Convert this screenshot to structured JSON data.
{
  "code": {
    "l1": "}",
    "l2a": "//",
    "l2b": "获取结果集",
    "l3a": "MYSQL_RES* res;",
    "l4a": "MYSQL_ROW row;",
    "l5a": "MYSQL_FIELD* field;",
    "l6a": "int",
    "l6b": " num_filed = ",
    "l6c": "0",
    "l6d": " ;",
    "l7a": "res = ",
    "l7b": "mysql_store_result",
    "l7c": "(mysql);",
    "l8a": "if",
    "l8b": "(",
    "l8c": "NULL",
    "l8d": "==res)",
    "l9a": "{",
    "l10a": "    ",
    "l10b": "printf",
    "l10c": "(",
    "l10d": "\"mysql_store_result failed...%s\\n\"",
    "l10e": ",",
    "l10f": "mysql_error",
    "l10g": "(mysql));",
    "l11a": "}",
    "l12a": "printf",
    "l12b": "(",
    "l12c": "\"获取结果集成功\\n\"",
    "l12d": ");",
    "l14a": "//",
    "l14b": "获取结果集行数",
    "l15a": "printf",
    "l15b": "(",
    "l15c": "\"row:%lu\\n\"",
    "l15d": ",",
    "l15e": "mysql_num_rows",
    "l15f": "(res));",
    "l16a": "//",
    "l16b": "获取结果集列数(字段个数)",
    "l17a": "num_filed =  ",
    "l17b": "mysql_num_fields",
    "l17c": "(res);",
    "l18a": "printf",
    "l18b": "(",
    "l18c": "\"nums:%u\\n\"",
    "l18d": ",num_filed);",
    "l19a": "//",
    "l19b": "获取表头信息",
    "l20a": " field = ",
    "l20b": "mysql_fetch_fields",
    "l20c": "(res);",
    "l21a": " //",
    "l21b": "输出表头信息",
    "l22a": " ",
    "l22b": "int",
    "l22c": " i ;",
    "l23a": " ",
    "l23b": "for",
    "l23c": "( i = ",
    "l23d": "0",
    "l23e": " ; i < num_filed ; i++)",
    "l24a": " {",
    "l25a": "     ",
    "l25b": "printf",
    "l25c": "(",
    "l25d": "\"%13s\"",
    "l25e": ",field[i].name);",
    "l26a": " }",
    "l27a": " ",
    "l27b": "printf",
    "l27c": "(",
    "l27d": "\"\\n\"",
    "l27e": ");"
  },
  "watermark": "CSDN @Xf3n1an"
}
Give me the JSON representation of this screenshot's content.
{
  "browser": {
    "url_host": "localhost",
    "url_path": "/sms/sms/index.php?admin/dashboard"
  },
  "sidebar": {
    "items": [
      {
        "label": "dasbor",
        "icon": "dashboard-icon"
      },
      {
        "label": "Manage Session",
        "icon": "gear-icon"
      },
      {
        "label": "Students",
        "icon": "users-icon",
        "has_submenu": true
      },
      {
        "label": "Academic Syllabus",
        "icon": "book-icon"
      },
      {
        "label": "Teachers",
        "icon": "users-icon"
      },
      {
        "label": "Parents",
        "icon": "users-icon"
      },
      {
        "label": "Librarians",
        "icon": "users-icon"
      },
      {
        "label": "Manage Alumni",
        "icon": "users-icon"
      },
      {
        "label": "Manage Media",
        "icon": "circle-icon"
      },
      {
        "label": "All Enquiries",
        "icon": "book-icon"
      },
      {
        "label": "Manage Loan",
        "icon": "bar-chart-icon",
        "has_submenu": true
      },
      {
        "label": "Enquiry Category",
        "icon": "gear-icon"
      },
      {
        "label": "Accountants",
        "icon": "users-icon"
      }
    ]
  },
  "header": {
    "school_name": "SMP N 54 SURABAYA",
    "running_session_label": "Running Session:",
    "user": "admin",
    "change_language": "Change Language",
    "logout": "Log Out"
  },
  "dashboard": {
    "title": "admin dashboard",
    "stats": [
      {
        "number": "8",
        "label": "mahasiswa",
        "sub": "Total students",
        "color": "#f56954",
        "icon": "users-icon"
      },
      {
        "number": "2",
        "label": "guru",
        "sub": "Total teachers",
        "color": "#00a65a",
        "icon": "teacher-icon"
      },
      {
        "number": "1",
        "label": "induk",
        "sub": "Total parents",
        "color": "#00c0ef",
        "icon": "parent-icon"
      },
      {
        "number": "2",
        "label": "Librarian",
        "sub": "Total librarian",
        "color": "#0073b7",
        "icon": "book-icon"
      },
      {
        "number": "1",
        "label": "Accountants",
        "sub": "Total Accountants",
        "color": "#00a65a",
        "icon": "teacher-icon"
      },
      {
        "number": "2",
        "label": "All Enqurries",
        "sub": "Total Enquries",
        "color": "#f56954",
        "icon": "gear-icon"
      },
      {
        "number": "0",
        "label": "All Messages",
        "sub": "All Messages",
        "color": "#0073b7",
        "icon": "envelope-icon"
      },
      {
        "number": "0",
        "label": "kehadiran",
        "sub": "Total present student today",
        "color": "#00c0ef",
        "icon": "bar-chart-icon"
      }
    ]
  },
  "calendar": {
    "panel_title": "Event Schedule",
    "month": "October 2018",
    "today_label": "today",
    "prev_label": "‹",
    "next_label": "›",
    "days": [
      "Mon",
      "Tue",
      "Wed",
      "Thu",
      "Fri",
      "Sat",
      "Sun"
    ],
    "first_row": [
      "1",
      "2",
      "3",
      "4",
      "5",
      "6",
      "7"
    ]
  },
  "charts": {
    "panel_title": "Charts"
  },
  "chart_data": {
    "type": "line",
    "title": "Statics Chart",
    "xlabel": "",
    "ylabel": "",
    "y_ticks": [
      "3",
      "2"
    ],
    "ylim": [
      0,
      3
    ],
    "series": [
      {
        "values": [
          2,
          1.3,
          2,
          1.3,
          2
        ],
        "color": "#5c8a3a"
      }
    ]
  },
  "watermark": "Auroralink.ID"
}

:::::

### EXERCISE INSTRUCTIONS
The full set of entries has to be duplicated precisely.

### REPLY TO THE EXERCISE
Convert this screenshot to structured JSON data.
{
  "code": {
    "l1": "}",
    "l2a": "//",
    "l2b": "获取结果集",
    "l3a": "MYSQL_RES* res;",
    "l4a": "MYSQL_ROW row;",
    "l5a": "MYSQL_FIELD* field;",
    "l6a": "int",
    "l6b": " num_filed = ",
    "l6c": "0",
    "l6d": " ;",
    "l7a": "res = ",
    "l7b": "mysql_store_result",
    "l7c": "(mysql);",
    "l8a": "if",
    "l8b": "(",
    "l8c": "NULL",
    "l8d": "==res)",
    "l9a": "{",
    "l10a": "    ",
    "l10b": "printf",
    "l10c": "(",
    "l10d": "\"mysql_store_result failed...%s\\n\"",
    "l10e": ",",
    "l10f": "mysql_error",
    "l10g": "(mysql));",
    "l11a": "}",
    "l12a": "printf",
    "l12b": "(",
    "l12c": "\"获取结果集成功\\n\"",
    "l12d": ");",
    "l14a": "//",
    "l14b": "获取结果集行数",
    "l15a": "printf",
    "l15b": "(",
    "l15c": "\"row:%lu\\n\"",
    "l15d": ",",
    "l15e": "mysql_num_rows",
    "l15f": "(res));",
    "l16a": "//",
    "l16b": "获取结果集列数(字段个数)",
    "l17a": "num_filed =  ",
    "l17b": "mysql_num_fields",
    "l17c": "(res);",
    "l18a": "printf",
    "l18b": "(",
    "l18c": "\"nums:%u\\n\"",
    "l18d": ",num_filed);",
    "l19a": "//",
    "l19b": "获取表头信息",
    "l20a": " field = ",
    "l20b": "mysql_fetch_fields",
    "l20c": "(res);",
    "l21a": " //",
    "l21b": "输出表头信息",
    "l22a": " ",
    "l22b": "int",
    "l22c": " i ;",
    "l23a": " ",
    "l23b": "for",
    "l23c": "( i = ",
    "l23d": "0",
    "l23e": " ; i < num_filed ; i++)",
    "l24a": " {",
    "l25a": "     ",
    "l25b": "printf",
    "l25c": "(",
    "l25d": "\"%13s\"",
    "l25e": ",field[i].name);",
    "l26a": " }",
    "l27a": " ",
    "l27b": "printf",
    "l27c": "(",
    "l27d": "\"\\n\"",
    "l27e": ");"
  },
  "watermark": "CSDN @Xf3n1an"
}
Give me the JSON representation of this screenshot's content.
{
  "browser": {
    "url_host": "localhost",
    "url_path": "/sms/sms/index.php?admin/dashboard"
  },
  "sidebar": {
    "items": [
      {
        "label": "dasbor",
        "icon": "dashboard-icon"
      },
      {
        "label": "Manage Session",
        "icon": "gear-icon"
      },
      {
        "label": "Students",
        "icon": "users-icon",
        "has_submenu": true
      },
      {
        "label": "Academic Syllabus",
        "icon": "book-icon"
      },
      {
        "label": "Teachers",
        "icon": "users-icon"
      },
      {
        "label": "Parents",
        "icon": "users-icon"
      },
      {
        "label": "Librarians",
        "icon": "users-icon"
      },
      {
        "label": "Manage Alumni",
        "icon": "users-icon"
      },
      {
        "label": "Manage Media",
        "icon": "circle-icon"
      },
      {
        "label": "All Enquiries",
        "icon": "book-icon"
      },
      {
        "label": "Manage Loan",
        "icon": "bar-chart-icon",
        "has_submenu": true
      },
      {
        "label": "Enquiry Category",
        "icon": "gear-icon"
      },
      {
        "label": "Accountants",
        "icon": "users-icon"
      }
    ]
  },
  "header": {
    "school_name": "SMP N 54 SURABAYA",
    "running_session_label": "Running Session:",
    "user": "admin",
    "change_language": "Change Language",
    "logout": "Log Out"
  },
  "dashboard": {
    "title": "admin dashboard",
    "stats": [
      {
        "number": "8",
        "label": "mahasiswa",
        "sub": "Total students",
        "color": "#f56954",
        "icon": "users-icon"
      },
      {
        "number": "2",
        "label": "guru",
        "sub": "Total teachers",
        "color": "#00a65a",
        "icon": "teacher-icon"
      },
      {
        "number": "1",
        "label": "induk",
        "sub": "Total parents",
        "color": "#00c0ef",
        "icon": "parent-icon"
      },
      {
        "number": "2",
        "label": "Librarian",
        "sub": "Total librarian",
        "color": "#0073b7",
        "icon": "book-icon"
      },
      {
        "number": "1",
        "label": "Accountants",
        "sub": "Total Accountants",
        "color": "#00a65a",
        "icon": "teacher-icon"
      },
      {
        "number": "2",
        "label": "All Enqurries",
        "sub": "Total Enquries",
        "color": "#f56954",
        "icon": "gear-icon"
      },
      {
        "number": "0",
        "label": "All Messages",
        "sub": "All Messages",
        "color": "#0073b7",
        "icon": "envelope-icon"
      },
      {
        "number": "0",
        "label": "kehadiran",
        "sub": "Total present student today",
        "color": "#00c0ef",
        "icon": "bar-chart-icon"
      }
    ]
  },
  "calendar": {
    "panel_title": "Event Schedule",
    "month": "October 2018",
    "today_label": "today",
    "prev_label": "‹",
    "next_label": "›",
    "days": [
      "Mon",
      "Tue",
      "Wed",
      "Thu",
      "Fri",
      "Sat",
      "Sun"
    ],
    "first_row": [
      "1",
      "2",
      "3",
      "4",
      "5",
      "6",
      "7"
    ]
  },
  "charts": {
    "panel_title": "Charts"
  },
  "chart_data": {
    "type": "line",
    "title": "Statics Chart",
    "xlabel": "",
    "ylabel": "",
    "y_ticks": [
      "3",
      "2"
    ],
    "ylim": [
      0,
      3
    ],
    "series": [
      {
        "values": [
          2,
          1.3,
          2,
          1.3,
          2
        ],
        "color": "#5c8a3a"
      }
    ]
  },
  "watermark": "Auroralink.ID"
}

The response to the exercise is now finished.